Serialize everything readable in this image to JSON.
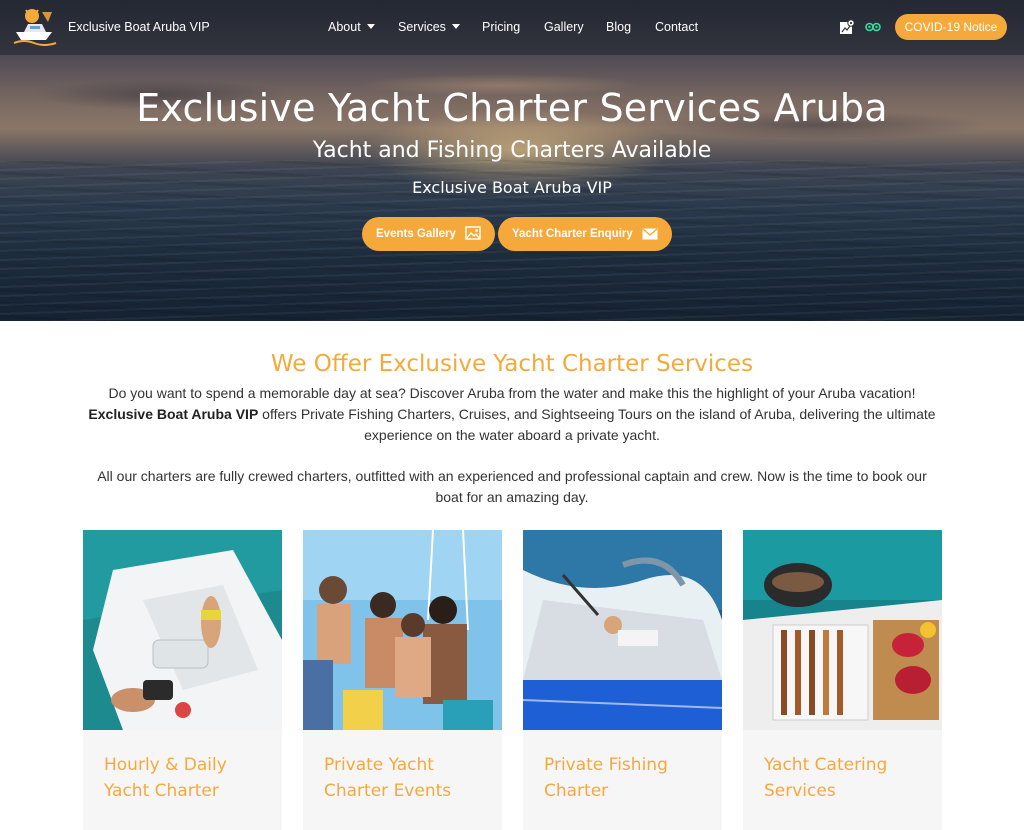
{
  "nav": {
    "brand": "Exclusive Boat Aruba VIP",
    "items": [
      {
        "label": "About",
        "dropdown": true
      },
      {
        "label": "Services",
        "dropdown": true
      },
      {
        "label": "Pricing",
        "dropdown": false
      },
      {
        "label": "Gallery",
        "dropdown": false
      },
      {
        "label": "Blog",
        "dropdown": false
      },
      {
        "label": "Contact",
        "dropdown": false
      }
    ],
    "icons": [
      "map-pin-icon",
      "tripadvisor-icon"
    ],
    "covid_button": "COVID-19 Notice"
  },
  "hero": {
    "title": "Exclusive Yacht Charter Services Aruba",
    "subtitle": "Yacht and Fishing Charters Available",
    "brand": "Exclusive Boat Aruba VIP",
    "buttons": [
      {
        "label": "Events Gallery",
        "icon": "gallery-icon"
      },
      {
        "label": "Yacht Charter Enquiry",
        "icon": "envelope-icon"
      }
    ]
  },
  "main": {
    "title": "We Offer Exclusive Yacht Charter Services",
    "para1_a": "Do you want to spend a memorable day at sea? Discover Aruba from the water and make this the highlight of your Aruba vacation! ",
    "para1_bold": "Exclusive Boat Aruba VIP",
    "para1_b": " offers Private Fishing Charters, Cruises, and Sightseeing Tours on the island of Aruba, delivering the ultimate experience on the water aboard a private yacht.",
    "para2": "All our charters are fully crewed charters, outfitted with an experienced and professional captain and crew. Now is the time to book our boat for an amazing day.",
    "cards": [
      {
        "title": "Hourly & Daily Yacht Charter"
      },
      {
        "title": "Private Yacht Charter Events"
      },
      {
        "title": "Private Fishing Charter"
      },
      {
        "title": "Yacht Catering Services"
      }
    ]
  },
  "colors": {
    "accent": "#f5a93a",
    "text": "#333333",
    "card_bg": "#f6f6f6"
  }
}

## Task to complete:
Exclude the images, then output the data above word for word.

## Reply to the task:
Serialize everything readable in this image to JSON.
{
  "nav": {
    "brand": "Exclusive Boat Aruba VIP",
    "items": [
      {
        "label": "About",
        "dropdown": true
      },
      {
        "label": "Services",
        "dropdown": true
      },
      {
        "label": "Pricing",
        "dropdown": false
      },
      {
        "label": "Gallery",
        "dropdown": false
      },
      {
        "label": "Blog",
        "dropdown": false
      },
      {
        "label": "Contact",
        "dropdown": false
      }
    ],
    "icons": [
      "map-pin-icon",
      "tripadvisor-icon"
    ],
    "covid_button": "COVID-19 Notice"
  },
  "hero": {
    "title": "Exclusive Yacht Charter Services Aruba",
    "subtitle": "Yacht and Fishing Charters Available",
    "brand": "Exclusive Boat Aruba VIP",
    "buttons": [
      {
        "label": "Events Gallery",
        "icon": "gallery-icon"
      },
      {
        "label": "Yacht Charter Enquiry",
        "icon": "envelope-icon"
      }
    ]
  },
  "main": {
    "title": "We Offer Exclusive Yacht Charter Services",
    "para1_a": "Do you want to spend a memorable day at sea? Discover Aruba from the water and make this the highlight of your Aruba vacation! ",
    "para1_bold": "Exclusive Boat Aruba VIP",
    "para1_b": " offers Private Fishing Charters, Cruises, and Sightseeing Tours on the island of Aruba, delivering the ultimate experience on the water aboard a private yacht.",
    "para2": "All our charters are fully crewed charters, outfitted with an experienced and professional captain and crew. Now is the time to book our boat for an amazing day.",
    "cards": [
      {
        "title": "Hourly & Daily Yacht Charter"
      },
      {
        "title": "Private Yacht Charter Events"
      },
      {
        "title": "Private Fishing Charter"
      },
      {
        "title": "Yacht Catering Services"
      }
    ]
  },
  "colors": {
    "accent": "#f5a93a",
    "text": "#333333",
    "card_bg": "#f6f6f6"
  }
}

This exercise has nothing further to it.